Working data
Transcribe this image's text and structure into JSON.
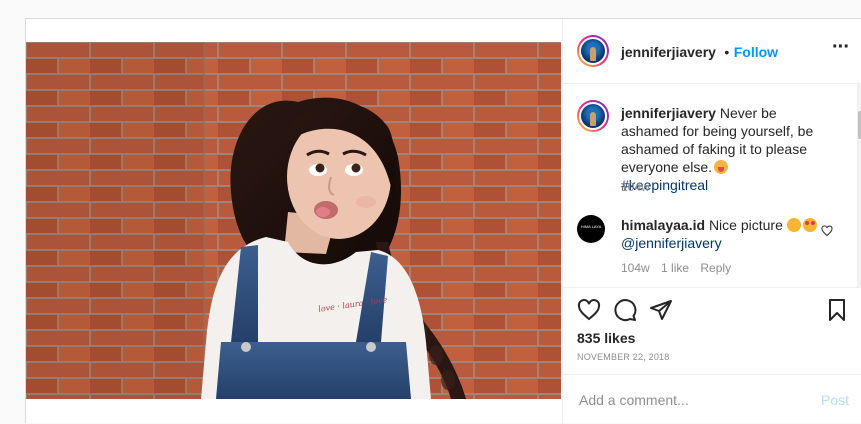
{
  "post": {
    "username": "jenniferjiavery",
    "follow_label": "Follow",
    "separator": "•",
    "more_icon": "more-horizontal-icon"
  },
  "caption": {
    "username": "jenniferjiavery",
    "text": "Never be ashamed for being yourself, be ashamed of faking it to please everyone else.",
    "emoji": "tongue-emoji",
    "hashtag": "#keepingitreal",
    "time": "104w"
  },
  "comment": {
    "username": "himalayaa.id",
    "text": "Nice picture",
    "emojis": [
      "smiling-face-emoji",
      "heart-eyes-emoji"
    ],
    "mention": "@jenniferjiavery",
    "time": "104w",
    "likes": "1 like",
    "reply": "Reply",
    "avatar_text": "HIMA LAYA"
  },
  "engagement": {
    "likes": "835 likes",
    "date": "NOVEMBER 22, 2018"
  },
  "composer": {
    "placeholder": "Add a comment...",
    "post_label": "Post"
  },
  "photo": {
    "shirt_text": "love · laura · love",
    "brick_color": "#b75a3e",
    "mortar_color": "#9c8a7e"
  },
  "colors": {
    "accent": "#0095f6",
    "link": "#00376b",
    "muted": "#8e8e8e",
    "post_disabled": "#b2dffc"
  }
}
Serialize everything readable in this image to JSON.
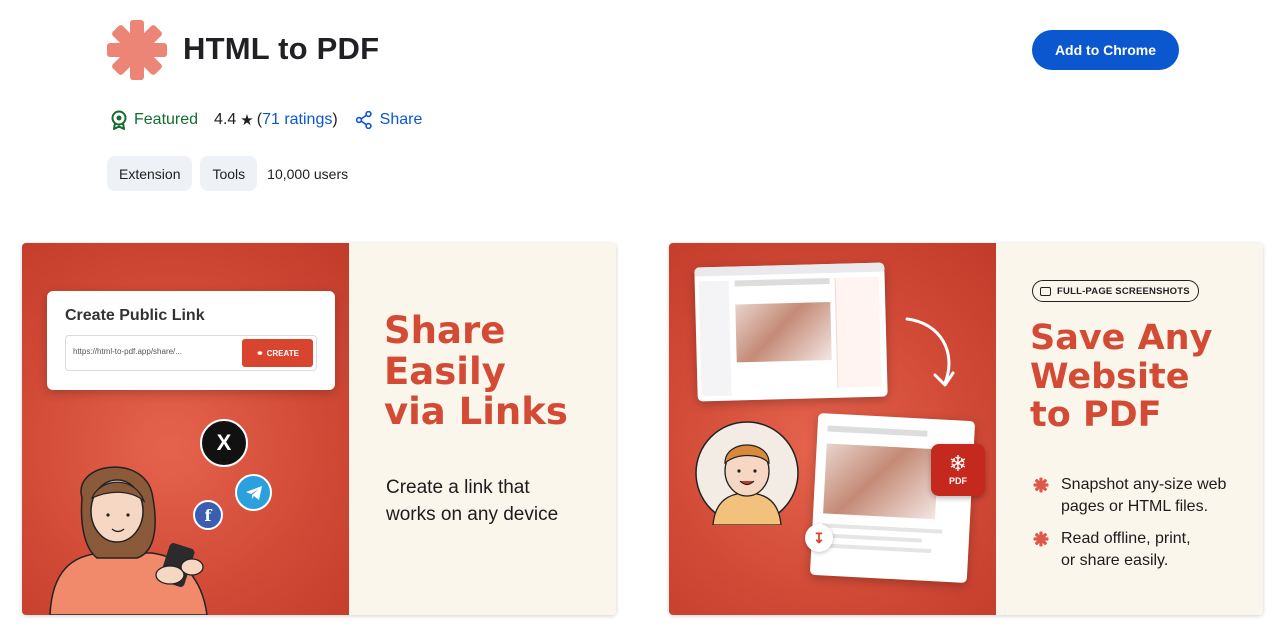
{
  "header": {
    "title": "HTML to PDF",
    "add_button_label": "Add to Chrome",
    "logo_icon": "asterisk-logo-icon",
    "accent_color": "#0b57d0"
  },
  "meta": {
    "featured_label": "Featured",
    "rating_value": "4.4",
    "rating_link": "71 ratings",
    "share_label": "Share"
  },
  "chips": {
    "type": "Extension",
    "category": "Tools",
    "users": "10,000 users"
  },
  "promo1": {
    "card_title": "Create Public Link",
    "url_text": "https://html-to-pdf.app/share/...",
    "create_label": "CREATE",
    "headline_line1": "Share",
    "headline_line2": "Easily",
    "headline_line3": "via Links",
    "sub_line1": "Create a link that",
    "sub_line2": "works on any device",
    "social_x": "X",
    "social_fb": "f"
  },
  "promo2": {
    "badge": "FULL-PAGE SCREENSHOTS",
    "headline_line1": "Save Any",
    "headline_line2": "Website",
    "headline_line3": "to PDF",
    "bullet1_line1": "Snapshot any-size web",
    "bullet1_line2": "pages or HTML files.",
    "bullet2_line1": "Read offline, print,",
    "bullet2_line2": "or share easily.",
    "pdf_label": "PDF"
  }
}
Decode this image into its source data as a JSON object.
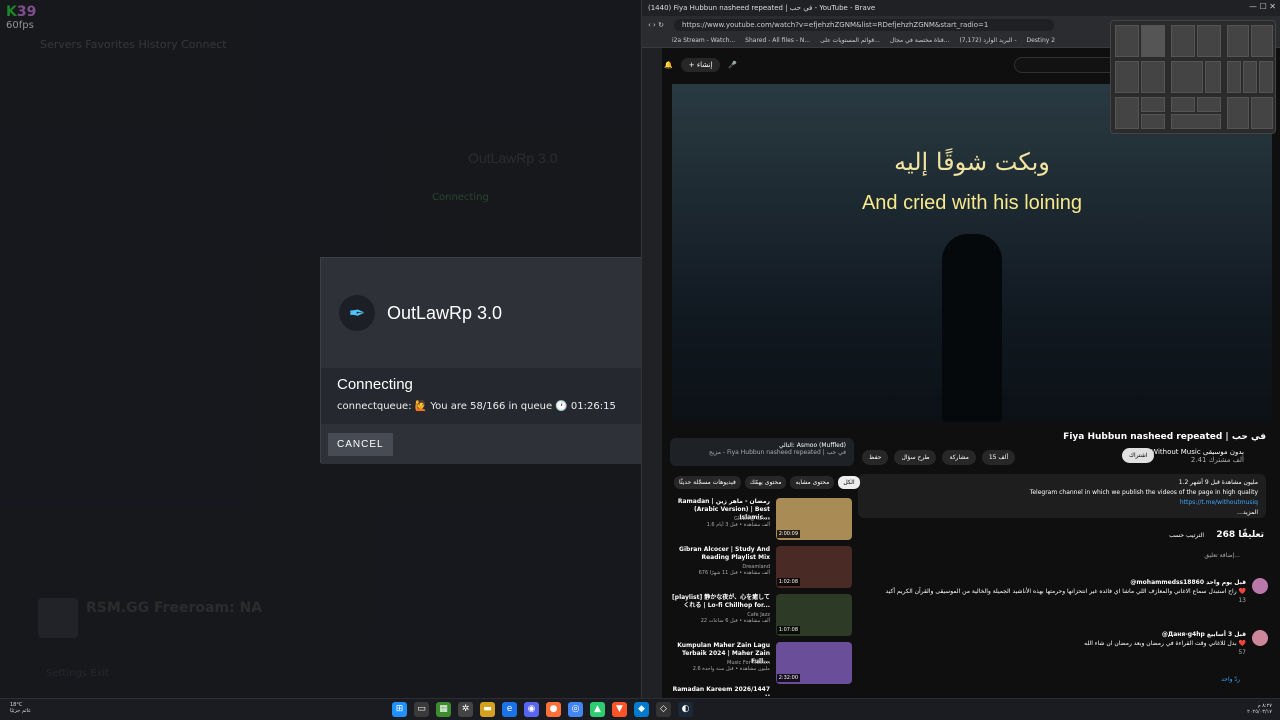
{
  "overlay": {
    "fps_k": "K",
    "fps_num": "39",
    "fps_label": "60fps"
  },
  "game": {
    "tabs": "Servers   Favorites   History   Connect",
    "server_title": "OutLawRp 3.0",
    "server_sub": "Connecting",
    "server2_name": "RSM.GG Freeroam: NA",
    "bottom": "Settings   Exit"
  },
  "modal": {
    "title": "OutLawRp 3.0",
    "status": "Connecting",
    "queue": "connectqueue: 🙋 You are 58/166 in queue 🕐 01:26:15",
    "cancel": "CANCEL"
  },
  "browser": {
    "window_title": "(1440) Fiya Hubbun nasheed repeated | في حب - YouTube - Brave",
    "url": "https://www.youtube.com/watch?v=efjehzhZGNM&list=RDefjehzhZGNM&start_radio=1",
    "bookmarks": [
      "i2a Stream - Watch...",
      "Shared - All files - N...",
      "قوائم المستويات على...",
      "قناة مختصة في مجال...",
      "البريد الوارد (7,172) -",
      "Destiny 2"
    ],
    "create": "إنشاء"
  },
  "video": {
    "arabic_text": "وبكت شوقًا إليه",
    "subtitle": "And cried with his loining",
    "title": "Fiya Hubbun nasheed repeated | في حب",
    "channel": "Without Music بدون موسيقى",
    "subs": "2.41 ألف مشترك",
    "subscribe": "اشتراك",
    "like": "15 ألف",
    "share": "مشاركة",
    "ask": "طرح سؤال",
    "save": "حفظ",
    "desc_line1": "1.2 مليون مشاهدة قبل 9 أشهر",
    "desc_line2": "Telegram channel in which we publish the videos of the page in high quality",
    "desc_link": "https://t.me/withoutmusiq",
    "desc_more": "...المزيد",
    "playlist_next": "التالي: Asmoo (Muffled)",
    "playlist_name": "مزيج - Fiya Hubbun nasheed repeated | في حب"
  },
  "chips": [
    "الكل",
    "محتوى مشابه",
    "محتوى يهمّك",
    "فيديوهات مسجّلة حديثًا"
  ],
  "recs": [
    {
      "title": "Ramadan | رمضان - ماهر زين (Arabic Version) | Best Islamic...",
      "channel": "Glowing Tunes",
      "meta": "1.6 ألف مشاهدة • قبل 3 أيام",
      "dur": "2:00:09"
    },
    {
      "title": "Gibran Alcocer | Study And Reading Playlist Mix",
      "channel": "Dreamland",
      "meta": "676 ألف مشاهدة • قبل 11 شهرًا",
      "dur": "1:02:08"
    },
    {
      "title": "[playlist] 静かな夜が、心を癒してくれる | Lo-fi Chillhop for...",
      "channel": "Cafe Jazz",
      "meta": "22 ألف مشاهدة • قبل 6 ساعات",
      "dur": "1:07:08"
    },
    {
      "title": "Kumpulan Maher Zain Lagu Terbaik 2024 | Maher Zain Full...",
      "channel": "Music For Muslim",
      "meta": "2.6 مليون مشاهدة • قبل سنة واحدة",
      "dur": "2:32:00"
    },
    {
      "title": "Ramadan Kareem 2026/1447 H",
      "channel": "",
      "meta": "",
      "dur": ""
    }
  ],
  "comments": {
    "count": "268 تعليقًا",
    "sort": "الترتيب حسب",
    "add": "إضافة تعليق...",
    "items": [
      {
        "user": "@mohammedss18860 قبل يوم واحد",
        "text": "راح استبدل سماع الاغاني والمعازف اللي ماشا اي فائده غير انتحزانها وحرمتها بهذه الأناشيد الجميلة والخالية من الموسيقى والقرآن الكريم أكيد ❤️",
        "likes": "13"
      },
      {
        "user": "@Даня-g4hp قبل 3 أسابيع",
        "text": "بدل للاغاني وقت القراءة في رمضان وبعد رمضان ان شاء الله ❤️",
        "likes": "57"
      }
    ],
    "replies": "ردّ واحد"
  },
  "taskbar": {
    "temp": "18°C",
    "weather": "غائم جزئيًا",
    "time": "٨:٢٧ م",
    "date": "٢٠٢٥/٠٣/١٧"
  }
}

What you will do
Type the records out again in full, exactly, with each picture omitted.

Response to this task
Transcribe this image's text and structure into JSON.
{
  "post": {
    "username": "jenniferjiavery",
    "follow_label": "Follow",
    "separator": "•",
    "more_icon": "more-horizontal-icon"
  },
  "caption": {
    "username": "jenniferjiavery",
    "text": "Never be ashamed for being yourself, be ashamed of faking it to please everyone else.",
    "emoji": "tongue-emoji",
    "hashtag": "#keepingitreal",
    "time": "104w"
  },
  "comment": {
    "username": "himalayaa.id",
    "text": "Nice picture",
    "emojis": [
      "smiling-face-emoji",
      "heart-eyes-emoji"
    ],
    "mention": "@jenniferjiavery",
    "time": "104w",
    "likes": "1 like",
    "reply": "Reply",
    "avatar_text": "HIMA LAYA"
  },
  "engagement": {
    "likes": "835 likes",
    "date": "NOVEMBER 22, 2018"
  },
  "composer": {
    "placeholder": "Add a comment...",
    "post_label": "Post"
  },
  "photo": {
    "shirt_text": "love · laura · love",
    "brick_color": "#b75a3e",
    "mortar_color": "#9c8a7e"
  },
  "colors": {
    "accent": "#0095f6",
    "link": "#00376b",
    "muted": "#8e8e8e",
    "post_disabled": "#b2dffc"
  }
}
Serialize everything readable in this image to JSON.
{
  "header": {
    "title": "HTML to PDF",
    "add_button_label": "Add to Chrome",
    "logo_icon": "asterisk-logo-icon",
    "accent_color": "#0b57d0"
  },
  "meta": {
    "featured_label": "Featured",
    "rating_value": "4.4",
    "rating_link": "71 ratings",
    "share_label": "Share"
  },
  "chips": {
    "type": "Extension",
    "category": "Tools",
    "users": "10,000 users"
  },
  "promo1": {
    "card_title": "Create Public Link",
    "url_text": "https://html-to-pdf.app/share/...",
    "create_label": "CREATE",
    "headline_line1": "Share",
    "headline_line2": "Easily",
    "headline_line3": "via Links",
    "sub_line1": "Create a link that",
    "sub_line2": "works on any device",
    "social_x": "X",
    "social_fb": "f"
  },
  "promo2": {
    "badge": "FULL-PAGE SCREENSHOTS",
    "headline_line1": "Save Any",
    "headline_line2": "Website",
    "headline_line3": "to PDF",
    "bullet1_line1": "Snapshot any-size web",
    "bullet1_line2": "pages or HTML files.",
    "bullet2_line1": "Read offline, print,",
    "bullet2_line2": "or share easily.",
    "pdf_label": "PDF"
  }
}
Decode this image into its source data as a JSON object.
{
  "overlay": {
    "fps_k": "K",
    "fps_num": "39",
    "fps_label": "60fps"
  },
  "game": {
    "tabs": "Servers   Favorites   History   Connect",
    "server_title": "OutLawRp 3.0",
    "server_sub": "Connecting",
    "server2_name": "RSM.GG Freeroam: NA",
    "bottom": "Settings   Exit"
  },
  "modal": {
    "title": "OutLawRp 3.0",
    "status": "Connecting",
    "queue": "connectqueue: 🙋 You are 58/166 in queue 🕐 01:26:15",
    "cancel": "CANCEL"
  },
  "browser": {
    "window_title": "(1440) Fiya Hubbun nasheed repeated | في حب - YouTube - Brave",
    "url": "https://www.youtube.com/watch?v=efjehzhZGNM&list=RDefjehzhZGNM&start_radio=1",
    "bookmarks": [
      "i2a Stream - Watch...",
      "Shared - All files - N...",
      "قوائم المستويات على...",
      "قناة مختصة في مجال...",
      "البريد الوارد (7,172) -",
      "Destiny 2"
    ],
    "create": "إنشاء"
  },
  "video": {
    "arabic_text": "وبكت شوقًا إليه",
    "subtitle": "And cried with his loining",
    "title": "Fiya Hubbun nasheed repeated | في حب",
    "channel": "Without Music بدون موسيقى",
    "subs": "2.41 ألف مشترك",
    "subscribe": "اشتراك",
    "like": "15 ألف",
    "share": "مشاركة",
    "ask": "طرح سؤال",
    "save": "حفظ",
    "desc_line1": "1.2 مليون مشاهدة قبل 9 أشهر",
    "desc_line2": "Telegram channel in which we publish the videos of the page in high quality",
    "desc_link": "https://t.me/withoutmusiq",
    "desc_more": "...المزيد",
    "playlist_next": "التالي: Asmoo (Muffled)",
    "playlist_name": "مزيج - Fiya Hubbun nasheed repeated | في حب"
  },
  "chips": [
    "الكل",
    "محتوى مشابه",
    "محتوى يهمّك",
    "فيديوهات مسجّلة حديثًا"
  ],
  "recs": [
    {
      "title": "Ramadan | رمضان - ماهر زين (Arabic Version) | Best Islamic...",
      "channel": "Glowing Tunes",
      "meta": "1.6 ألف مشاهدة • قبل 3 أيام",
      "dur": "2:00:09"
    },
    {
      "title": "Gibran Alcocer | Study And Reading Playlist Mix",
      "channel": "Dreamland",
      "meta": "676 ألف مشاهدة • قبل 11 شهرًا",
      "dur": "1:02:08"
    },
    {
      "title": "[playlist] 静かな夜が、心を癒してくれる | Lo-fi Chillhop for...",
      "channel": "Cafe Jazz",
      "meta": "22 ألف مشاهدة • قبل 6 ساعات",
      "dur": "1:07:08"
    },
    {
      "title": "Kumpulan Maher Zain Lagu Terbaik 2024 | Maher Zain Full...",
      "channel": "Music For Muslim",
      "meta": "2.6 مليون مشاهدة • قبل سنة واحدة",
      "dur": "2:32:00"
    },
    {
      "title": "Ramadan Kareem 2026/1447 H",
      "channel": "",
      "meta": "",
      "dur": ""
    }
  ],
  "comments": {
    "count": "268 تعليقًا",
    "sort": "الترتيب حسب",
    "add": "إضافة تعليق...",
    "items": [
      {
        "user": "@mohammedss18860 قبل يوم واحد",
        "text": "راح استبدل سماع الاغاني والمعازف اللي ماشا اي فائده غير انتحزانها وحرمتها بهذه الأناشيد الجميلة والخالية من الموسيقى والقرآن الكريم أكيد ❤️",
        "likes": "13"
      },
      {
        "user": "@Даня-g4hp قبل 3 أسابيع",
        "text": "بدل للاغاني وقت القراءة في رمضان وبعد رمضان ان شاء الله ❤️",
        "likes": "57"
      }
    ],
    "replies": "ردّ واحد"
  },
  "taskbar": {
    "temp": "18°C",
    "weather": "غائم جزئيًا",
    "time": "٨:٢٧ م",
    "date": "٢٠٢٥/٠٣/١٧"
  }
}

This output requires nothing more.